  • Boost Sales During a Specific Time Period. Holidays, long weekends, and social events are all excellent times to boost sales with discounts. Any period of time that is likely to generate increased interest in cannabis is a good opportunity to increase your sales volume.

Three Discount Tactics Cannabis Retailers Use Most Often

While the basic formula of the discount is simple, there are subtle ways you can use discounting to advance your particular objective. Most cannabis dispensary discounts fall into one of three broad categories:

1. Buy Something, Get Something (BOGO)

The BOGO tactic is one of the cannabis industry’s go-to solutions for boosting sales and profits while getting rid of excess stock. The mechanics are right in the name – whenever a customer buys a certain product, they get an additional product at a discount price.

This allows you to tie products to one another in advantageous ways. For instance, you could offer an eighth of a soon-to-expire dry flower along with every purchase of your best-selling product. Alternately, you could incentivize hash oil purchasers to try a new type of concentrate in partnership with a new provider.

2. Cart Discounts

Cart discounts are even simpler than BOGO discounts. Under this tactic, you simply slash a percentage off of your customers’ entire purchase. Many retailers offer cart discounts to seniors, veterans, first-time buyers, and other customer groups they wish to reward for their business. Dispensaries in tourist-heavy areas can even give locals a special discount.

Whereas BOGO discounts are good for clearing stock, cart discounts are generally better suited to building customer loyalty. They can also incentivize specific behaviors, like making orders online or using a particular payment method.

3. Event-Related Specials

Event-related discounts are the most specific type. Coupon codes and one-time percentage discounts are both examples of events you may wish to accompany with a retail discount. Just about anything can be an event – from your grand opening to a landmark deal with a new vendor.

Coupons are particularly useful for these types of discounts because they can be included with advertising materials intended for a wide audience. Coupons and coupon codes are easy to track, making it possible for you to measure the return on investment your discount ultimately generates.

How Much Should I Discount From the Full Price?

Cannabis retailers need to pay close attention to the amount they shave off of their own profits by offering discounts. Since every state has its own, independent cannabis industry and community, these numbers will vary from state-to-state, and can even differ widely between individual cities.

According to our industry-wide benchmarks, as of Q2 2020, California’s discount average is 10.20%, with an average transaction size of $65.70 and 2.55 products sold per transaction.

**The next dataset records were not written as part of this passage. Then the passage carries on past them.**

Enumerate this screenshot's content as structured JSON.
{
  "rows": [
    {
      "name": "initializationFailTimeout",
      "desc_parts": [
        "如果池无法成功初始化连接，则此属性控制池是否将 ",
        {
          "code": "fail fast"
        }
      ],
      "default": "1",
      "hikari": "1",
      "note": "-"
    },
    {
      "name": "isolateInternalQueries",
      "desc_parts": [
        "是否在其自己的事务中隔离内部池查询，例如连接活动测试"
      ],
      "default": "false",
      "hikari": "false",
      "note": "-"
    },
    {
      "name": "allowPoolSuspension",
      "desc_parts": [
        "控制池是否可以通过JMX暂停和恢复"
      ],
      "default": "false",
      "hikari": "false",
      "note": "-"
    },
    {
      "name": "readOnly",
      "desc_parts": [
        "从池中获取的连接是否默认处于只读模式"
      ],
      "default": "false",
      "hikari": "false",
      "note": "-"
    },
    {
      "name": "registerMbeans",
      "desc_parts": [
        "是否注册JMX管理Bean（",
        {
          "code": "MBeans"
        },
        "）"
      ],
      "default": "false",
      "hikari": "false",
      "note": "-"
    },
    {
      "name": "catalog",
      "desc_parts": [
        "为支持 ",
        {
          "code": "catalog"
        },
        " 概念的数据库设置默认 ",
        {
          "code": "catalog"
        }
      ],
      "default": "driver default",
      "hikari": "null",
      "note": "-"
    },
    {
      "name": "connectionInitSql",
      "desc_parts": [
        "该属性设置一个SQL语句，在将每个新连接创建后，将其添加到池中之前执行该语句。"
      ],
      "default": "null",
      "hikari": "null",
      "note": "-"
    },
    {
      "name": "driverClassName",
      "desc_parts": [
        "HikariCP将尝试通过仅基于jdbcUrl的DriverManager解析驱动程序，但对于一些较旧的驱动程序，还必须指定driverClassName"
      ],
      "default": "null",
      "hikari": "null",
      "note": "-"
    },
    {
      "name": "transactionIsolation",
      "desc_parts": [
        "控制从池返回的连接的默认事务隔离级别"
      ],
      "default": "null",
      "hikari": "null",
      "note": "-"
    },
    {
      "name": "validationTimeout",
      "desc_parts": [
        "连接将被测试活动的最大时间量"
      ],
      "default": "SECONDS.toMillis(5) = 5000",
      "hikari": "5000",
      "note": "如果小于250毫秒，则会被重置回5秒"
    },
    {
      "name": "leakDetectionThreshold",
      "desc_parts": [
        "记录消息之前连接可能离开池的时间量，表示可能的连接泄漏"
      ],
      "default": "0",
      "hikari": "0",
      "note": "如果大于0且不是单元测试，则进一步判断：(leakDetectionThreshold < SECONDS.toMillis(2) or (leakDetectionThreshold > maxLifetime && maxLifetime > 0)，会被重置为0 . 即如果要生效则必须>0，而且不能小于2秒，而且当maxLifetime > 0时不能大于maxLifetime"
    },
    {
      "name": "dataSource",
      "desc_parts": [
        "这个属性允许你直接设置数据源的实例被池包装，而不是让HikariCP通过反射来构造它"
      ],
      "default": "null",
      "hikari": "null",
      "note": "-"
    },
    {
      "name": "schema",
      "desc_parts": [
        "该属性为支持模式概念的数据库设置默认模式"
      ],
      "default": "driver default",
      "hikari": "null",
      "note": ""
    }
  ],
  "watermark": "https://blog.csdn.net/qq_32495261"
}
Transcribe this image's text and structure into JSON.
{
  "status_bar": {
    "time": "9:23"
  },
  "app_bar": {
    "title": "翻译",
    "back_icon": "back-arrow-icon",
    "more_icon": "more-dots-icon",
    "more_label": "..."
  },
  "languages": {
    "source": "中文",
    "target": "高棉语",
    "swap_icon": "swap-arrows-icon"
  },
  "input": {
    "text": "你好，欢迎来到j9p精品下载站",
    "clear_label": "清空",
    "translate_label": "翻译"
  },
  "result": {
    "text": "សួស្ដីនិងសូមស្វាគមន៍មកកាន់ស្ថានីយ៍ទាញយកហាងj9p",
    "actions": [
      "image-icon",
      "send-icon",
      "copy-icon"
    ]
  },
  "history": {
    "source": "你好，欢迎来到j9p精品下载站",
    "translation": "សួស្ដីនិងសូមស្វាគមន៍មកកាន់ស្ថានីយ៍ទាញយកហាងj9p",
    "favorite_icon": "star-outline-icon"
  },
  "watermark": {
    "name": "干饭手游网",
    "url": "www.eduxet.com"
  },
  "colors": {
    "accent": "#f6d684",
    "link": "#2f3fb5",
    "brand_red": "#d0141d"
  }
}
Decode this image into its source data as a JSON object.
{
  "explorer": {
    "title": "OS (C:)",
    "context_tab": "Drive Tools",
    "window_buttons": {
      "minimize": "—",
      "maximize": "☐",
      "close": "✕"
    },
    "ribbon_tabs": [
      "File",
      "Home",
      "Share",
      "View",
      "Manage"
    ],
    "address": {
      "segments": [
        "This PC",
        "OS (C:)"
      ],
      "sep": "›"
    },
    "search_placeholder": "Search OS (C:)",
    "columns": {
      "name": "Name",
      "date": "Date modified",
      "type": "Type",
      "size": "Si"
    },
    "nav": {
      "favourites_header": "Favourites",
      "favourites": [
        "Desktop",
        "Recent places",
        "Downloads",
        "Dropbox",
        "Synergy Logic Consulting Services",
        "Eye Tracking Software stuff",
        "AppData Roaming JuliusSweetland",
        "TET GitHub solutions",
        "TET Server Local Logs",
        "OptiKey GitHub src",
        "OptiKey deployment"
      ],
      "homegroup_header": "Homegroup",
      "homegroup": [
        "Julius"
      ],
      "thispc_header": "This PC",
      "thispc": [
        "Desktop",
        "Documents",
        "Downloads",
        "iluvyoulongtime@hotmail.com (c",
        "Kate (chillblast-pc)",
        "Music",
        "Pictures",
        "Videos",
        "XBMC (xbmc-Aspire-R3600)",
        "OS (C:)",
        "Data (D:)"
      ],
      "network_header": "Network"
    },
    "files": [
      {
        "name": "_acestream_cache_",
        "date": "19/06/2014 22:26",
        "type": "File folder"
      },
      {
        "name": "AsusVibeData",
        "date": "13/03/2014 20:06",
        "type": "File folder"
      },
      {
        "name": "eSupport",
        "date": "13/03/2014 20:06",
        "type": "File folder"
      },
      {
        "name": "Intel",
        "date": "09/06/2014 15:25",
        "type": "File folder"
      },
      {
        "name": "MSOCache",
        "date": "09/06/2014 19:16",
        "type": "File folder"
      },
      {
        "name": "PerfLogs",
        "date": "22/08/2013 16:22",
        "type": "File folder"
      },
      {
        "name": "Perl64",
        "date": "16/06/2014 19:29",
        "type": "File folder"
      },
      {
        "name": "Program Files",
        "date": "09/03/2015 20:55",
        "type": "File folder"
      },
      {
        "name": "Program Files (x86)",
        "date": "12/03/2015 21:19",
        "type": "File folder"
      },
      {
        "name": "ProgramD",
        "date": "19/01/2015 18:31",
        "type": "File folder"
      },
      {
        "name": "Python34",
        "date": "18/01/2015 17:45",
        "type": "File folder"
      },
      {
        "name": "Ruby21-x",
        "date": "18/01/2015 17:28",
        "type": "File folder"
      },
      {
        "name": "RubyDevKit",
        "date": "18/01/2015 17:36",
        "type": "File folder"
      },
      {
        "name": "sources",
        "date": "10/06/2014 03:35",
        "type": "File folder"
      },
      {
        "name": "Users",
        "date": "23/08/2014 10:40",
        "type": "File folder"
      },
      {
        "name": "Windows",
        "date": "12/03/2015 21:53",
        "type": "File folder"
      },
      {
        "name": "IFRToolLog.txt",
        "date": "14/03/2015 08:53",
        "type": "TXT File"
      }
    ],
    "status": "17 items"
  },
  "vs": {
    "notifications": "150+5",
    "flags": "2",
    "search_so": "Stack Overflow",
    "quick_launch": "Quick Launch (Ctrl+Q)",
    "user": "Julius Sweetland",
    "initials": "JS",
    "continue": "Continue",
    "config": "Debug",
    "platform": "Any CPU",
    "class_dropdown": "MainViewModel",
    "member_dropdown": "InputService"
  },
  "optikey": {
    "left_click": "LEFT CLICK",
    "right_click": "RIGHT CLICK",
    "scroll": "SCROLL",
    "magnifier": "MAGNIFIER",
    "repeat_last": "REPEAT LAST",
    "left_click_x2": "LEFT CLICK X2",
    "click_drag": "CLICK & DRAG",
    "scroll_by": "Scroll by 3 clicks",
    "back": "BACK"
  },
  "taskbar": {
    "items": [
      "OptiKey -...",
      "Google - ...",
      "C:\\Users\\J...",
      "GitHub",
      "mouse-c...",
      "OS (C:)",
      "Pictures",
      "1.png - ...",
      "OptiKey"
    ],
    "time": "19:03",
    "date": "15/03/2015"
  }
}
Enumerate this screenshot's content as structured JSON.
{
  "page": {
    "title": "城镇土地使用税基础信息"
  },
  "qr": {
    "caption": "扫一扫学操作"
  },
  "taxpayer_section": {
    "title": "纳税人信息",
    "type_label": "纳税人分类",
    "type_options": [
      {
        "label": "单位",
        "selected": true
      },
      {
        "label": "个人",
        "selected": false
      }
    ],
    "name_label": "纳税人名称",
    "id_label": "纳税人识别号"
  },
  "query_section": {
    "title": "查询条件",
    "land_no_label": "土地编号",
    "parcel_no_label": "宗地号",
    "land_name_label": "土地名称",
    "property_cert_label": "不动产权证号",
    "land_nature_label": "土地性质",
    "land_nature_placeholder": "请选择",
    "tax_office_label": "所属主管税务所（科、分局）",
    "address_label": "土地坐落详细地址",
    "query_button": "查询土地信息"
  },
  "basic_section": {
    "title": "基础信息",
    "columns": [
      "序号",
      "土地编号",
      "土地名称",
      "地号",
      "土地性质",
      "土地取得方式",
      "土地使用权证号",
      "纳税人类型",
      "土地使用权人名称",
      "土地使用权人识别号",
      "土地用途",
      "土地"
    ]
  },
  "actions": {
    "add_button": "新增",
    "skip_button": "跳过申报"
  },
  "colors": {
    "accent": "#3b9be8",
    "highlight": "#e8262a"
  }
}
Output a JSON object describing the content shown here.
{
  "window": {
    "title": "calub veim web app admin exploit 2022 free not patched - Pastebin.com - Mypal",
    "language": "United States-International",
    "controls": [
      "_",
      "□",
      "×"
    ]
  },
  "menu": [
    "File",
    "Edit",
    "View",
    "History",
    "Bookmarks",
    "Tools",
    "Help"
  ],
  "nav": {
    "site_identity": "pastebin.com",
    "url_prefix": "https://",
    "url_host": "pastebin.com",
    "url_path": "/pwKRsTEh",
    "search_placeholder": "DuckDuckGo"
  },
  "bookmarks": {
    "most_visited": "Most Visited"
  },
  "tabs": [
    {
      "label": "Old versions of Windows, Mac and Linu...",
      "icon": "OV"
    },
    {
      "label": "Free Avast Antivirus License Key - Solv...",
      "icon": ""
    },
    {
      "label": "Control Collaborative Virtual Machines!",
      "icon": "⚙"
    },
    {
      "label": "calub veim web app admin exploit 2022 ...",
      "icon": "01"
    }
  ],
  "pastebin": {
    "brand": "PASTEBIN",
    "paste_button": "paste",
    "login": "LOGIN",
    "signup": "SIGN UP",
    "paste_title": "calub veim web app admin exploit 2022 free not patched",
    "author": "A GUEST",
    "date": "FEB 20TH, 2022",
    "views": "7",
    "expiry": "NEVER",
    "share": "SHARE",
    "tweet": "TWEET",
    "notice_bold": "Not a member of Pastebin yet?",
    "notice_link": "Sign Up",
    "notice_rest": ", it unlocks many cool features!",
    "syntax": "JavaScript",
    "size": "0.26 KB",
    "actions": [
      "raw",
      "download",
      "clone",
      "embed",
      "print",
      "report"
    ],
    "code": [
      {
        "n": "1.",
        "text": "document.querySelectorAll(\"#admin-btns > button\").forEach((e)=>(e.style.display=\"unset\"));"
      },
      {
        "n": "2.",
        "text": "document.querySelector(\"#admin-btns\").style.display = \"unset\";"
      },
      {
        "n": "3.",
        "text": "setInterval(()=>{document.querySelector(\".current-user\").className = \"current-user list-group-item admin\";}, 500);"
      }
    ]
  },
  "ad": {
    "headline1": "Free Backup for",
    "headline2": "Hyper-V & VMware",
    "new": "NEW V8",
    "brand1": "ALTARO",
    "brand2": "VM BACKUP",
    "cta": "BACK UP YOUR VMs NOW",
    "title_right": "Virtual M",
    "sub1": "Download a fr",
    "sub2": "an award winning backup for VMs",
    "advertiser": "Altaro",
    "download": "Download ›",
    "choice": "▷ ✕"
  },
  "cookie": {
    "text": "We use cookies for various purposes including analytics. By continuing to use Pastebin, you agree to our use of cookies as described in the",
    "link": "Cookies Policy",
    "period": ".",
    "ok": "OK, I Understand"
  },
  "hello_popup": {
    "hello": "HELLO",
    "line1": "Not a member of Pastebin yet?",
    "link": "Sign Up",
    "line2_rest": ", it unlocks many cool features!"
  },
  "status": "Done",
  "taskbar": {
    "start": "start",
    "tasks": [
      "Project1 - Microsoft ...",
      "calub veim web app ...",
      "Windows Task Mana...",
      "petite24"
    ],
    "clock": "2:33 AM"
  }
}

But these figures can vary widely: in Alaska, the discount average is 8.48%, with an average transaction size of $43.90 and 2.67 items sold per transaction. Oklahoma had the highest discount average of 18.65%, with an average transaction size of $62.84 and 6.06 items per transaction.

Massachusetts has a high discount average of 15.08%, along with a high average transaction size of $157.29, spread over an average of 4.05 items per transaction. You can assess the appropriate discount size for your store’s size by comparing your own averages to the averages of the state you operate in. Implement a comprehensive sales and inventory solution to gain access to this kind of data and use it to inform your business decisions.